The Open Dreams of Tara Sabharwal

Art Alive Gallery, New Delhi, India, 2006


The Open Dream Paths of Tara Sabharwal

Memorable art must always exceed the domain of its means, the range of its terms. Its
experience must open the way for thinking of new ways of encountering the world, but
also new ways of understanding how to encounter the world. This experience is always
subtle and a bit puzzling, and art that remains memorable is indeed art that makes the
puzzling experience of its reception memorable.

Such is my sense of Tara Sabharwal’s art and especially of this new series of etchings
and monotypes that follow her previous accomplishments in drawing and watercolor.
Beyond the evident pleasure of seeing an artist using the material elements of her artwork
to their fullest potential, one cannot help being struck, on the one hand, by a thematics
that favor the landscape of dreams (hence an idiomatic artistic language) and, on the
other hand, by a mode of representation that highlights a corporeal relation to the world.
In these etchings, Tara’s dreams are uniquely incorporated in a range of tangible and
sentient paths, so that even in their most abstract and uniquely configured representations,
beyond the standard depictions of body and mind, person and world, they never beguile
the spectator into the comfort of pure aesthetics.

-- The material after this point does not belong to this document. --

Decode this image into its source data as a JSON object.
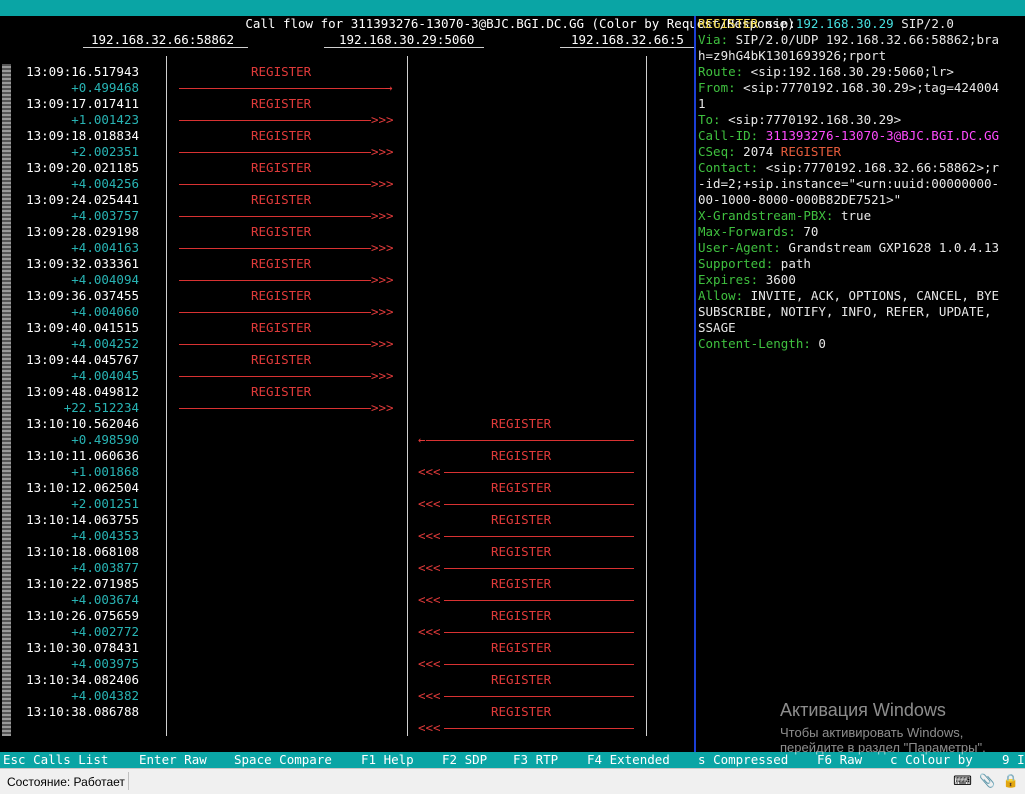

One might say, paradoxically, that these images pulsate to a certain music: the visual
landscape comes across indeed as a tightly woven harmonic pattern, and yet an amalgam
of singular interventions, of sudden voices crying out, sighs emitted in secret,
exclamations or whispers, questions raised about meaning, expressions of surprise at a
puzzle solved, lullabies of conscience or interrogations of spirit. All these layers of visual
musings, uniquely poised on a specific image or notion in various instances of repetition
– vessels, paths, branches – are consistently interiorized. Tara’s world takes the risk of
disclosing a tangible body – yet, not in the sense of exposing or fetishizing it (violating it
through recognizable depiction), but expressing it in such a way as never to surrender its
enclosure. This is a concrete body that seeks to exhale, and the unveiling of its inner
elements invites us to suspend our own exteriority, to let ourselves become part of its
breath. There is something astonishing in the experience of viewing this work, and this
astonishment, a momentary drawing of one’s breath, registers a sense of being breathed
in, of flowing into the multifarious paths of a visual world that promises no common

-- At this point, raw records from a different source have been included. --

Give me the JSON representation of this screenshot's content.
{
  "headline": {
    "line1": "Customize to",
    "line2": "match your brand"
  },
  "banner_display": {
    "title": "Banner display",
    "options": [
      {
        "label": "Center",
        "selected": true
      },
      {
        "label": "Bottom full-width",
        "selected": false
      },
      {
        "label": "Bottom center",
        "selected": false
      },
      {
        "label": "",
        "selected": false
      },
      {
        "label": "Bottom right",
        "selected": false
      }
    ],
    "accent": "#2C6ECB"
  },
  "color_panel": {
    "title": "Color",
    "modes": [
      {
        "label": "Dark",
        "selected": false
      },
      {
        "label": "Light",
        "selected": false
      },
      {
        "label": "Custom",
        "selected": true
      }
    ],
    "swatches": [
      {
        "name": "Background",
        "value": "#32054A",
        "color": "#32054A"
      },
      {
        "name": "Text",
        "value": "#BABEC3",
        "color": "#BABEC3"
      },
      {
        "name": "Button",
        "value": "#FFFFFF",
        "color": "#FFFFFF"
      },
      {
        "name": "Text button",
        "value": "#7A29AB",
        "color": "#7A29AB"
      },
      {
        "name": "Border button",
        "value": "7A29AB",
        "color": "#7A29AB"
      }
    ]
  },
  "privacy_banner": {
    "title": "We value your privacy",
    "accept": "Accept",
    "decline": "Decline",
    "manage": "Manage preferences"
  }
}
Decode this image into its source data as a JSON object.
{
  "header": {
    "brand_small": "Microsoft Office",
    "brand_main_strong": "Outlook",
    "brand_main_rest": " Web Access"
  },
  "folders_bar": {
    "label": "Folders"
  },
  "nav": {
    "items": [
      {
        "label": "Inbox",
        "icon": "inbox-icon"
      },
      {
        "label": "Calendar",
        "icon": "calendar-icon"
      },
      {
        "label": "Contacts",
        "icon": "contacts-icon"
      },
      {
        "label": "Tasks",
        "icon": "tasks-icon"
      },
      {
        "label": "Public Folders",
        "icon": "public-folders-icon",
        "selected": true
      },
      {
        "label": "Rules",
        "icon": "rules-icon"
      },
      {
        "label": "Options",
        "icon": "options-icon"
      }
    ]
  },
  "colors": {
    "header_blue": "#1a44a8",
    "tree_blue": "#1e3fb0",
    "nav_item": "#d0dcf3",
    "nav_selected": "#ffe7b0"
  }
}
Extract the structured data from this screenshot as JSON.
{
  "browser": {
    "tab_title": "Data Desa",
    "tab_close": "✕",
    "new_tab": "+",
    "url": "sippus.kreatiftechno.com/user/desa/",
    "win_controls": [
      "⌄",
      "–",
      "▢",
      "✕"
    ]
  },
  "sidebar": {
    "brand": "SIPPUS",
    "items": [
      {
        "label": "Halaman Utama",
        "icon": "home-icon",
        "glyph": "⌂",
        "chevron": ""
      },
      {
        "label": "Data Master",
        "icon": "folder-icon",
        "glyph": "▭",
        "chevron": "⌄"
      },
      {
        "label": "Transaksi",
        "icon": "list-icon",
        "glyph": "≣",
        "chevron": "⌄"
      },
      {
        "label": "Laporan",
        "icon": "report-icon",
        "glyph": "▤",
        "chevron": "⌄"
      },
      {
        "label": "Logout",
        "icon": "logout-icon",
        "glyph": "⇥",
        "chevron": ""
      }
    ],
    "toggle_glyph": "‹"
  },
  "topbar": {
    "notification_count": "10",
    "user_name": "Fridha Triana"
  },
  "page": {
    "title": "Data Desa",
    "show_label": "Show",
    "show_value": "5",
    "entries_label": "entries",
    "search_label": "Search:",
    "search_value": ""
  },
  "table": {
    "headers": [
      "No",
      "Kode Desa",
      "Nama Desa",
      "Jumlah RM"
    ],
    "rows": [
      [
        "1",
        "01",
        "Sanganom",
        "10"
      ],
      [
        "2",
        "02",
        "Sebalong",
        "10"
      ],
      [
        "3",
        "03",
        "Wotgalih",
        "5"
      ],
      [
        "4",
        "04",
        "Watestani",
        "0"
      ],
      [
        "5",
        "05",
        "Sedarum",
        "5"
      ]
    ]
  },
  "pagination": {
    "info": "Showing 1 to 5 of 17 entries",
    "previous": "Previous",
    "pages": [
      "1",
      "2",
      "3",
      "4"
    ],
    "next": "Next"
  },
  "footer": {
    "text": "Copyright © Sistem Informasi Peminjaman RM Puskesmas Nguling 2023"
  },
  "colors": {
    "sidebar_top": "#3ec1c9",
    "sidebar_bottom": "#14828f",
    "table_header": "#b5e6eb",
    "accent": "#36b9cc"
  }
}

Culturally speaking, Tara Sabharwal’s work is indecipherable and uncategorizable. This
lends an intransigent, self-confident, ambiguity to her evident concern with the multiple
languages of home (which includes her peregrinations into the landscape of interior
nature: blood, roots, paths of mind and body). One sees here a whole range of images of
homelessness – or perhaps better said, of a concern with the instability of the category
“home”, whether as experience or as prospect. But this work expresses neither nostalgia
nor disaffection. It is dedicated, instead, to the visuality of disclosure. Home is
manifested as an open dialectic of paths: organic, circuitous, enclosed, suspended.

For Tara, the contemplation of homelessness is a way of rendering a productive otherness
– not otherness that presides supreme, unapproachable, or disembodied, like an
exemplary or absolute limit. This work plunges otherness into the body itself, disrupting
a certain comfort and reliance on patterns of recognition, but forging instead an uncanny
intimacy between elements that otherwise make relations uneasy and unyielding. In
Tara’s work, homelessness has a path (or is a path), because even in the most abstract
image the world is right there. This lithe interplay between the artist’s personal language
and a minimally processed presence of historical reality is one of the most striking
elements of Tara’s unique idiom. Even the grave legacy of 9/11 registers visually without
surrendering its concrete experience to aesthetization, but also without yielding any
resistance to being absorbed into an artistic language that existed before the event and
continues to exist, mutable and unencumbered.

Perhaps, that’s why, in surveying this dreamscape of etchings and monotypes, one is left
astonished, yes, but also filled with an enormous sense of intimacy with a world that, no
matter what its enclosures, remains open, playful, unresolved and, yes, optimistic.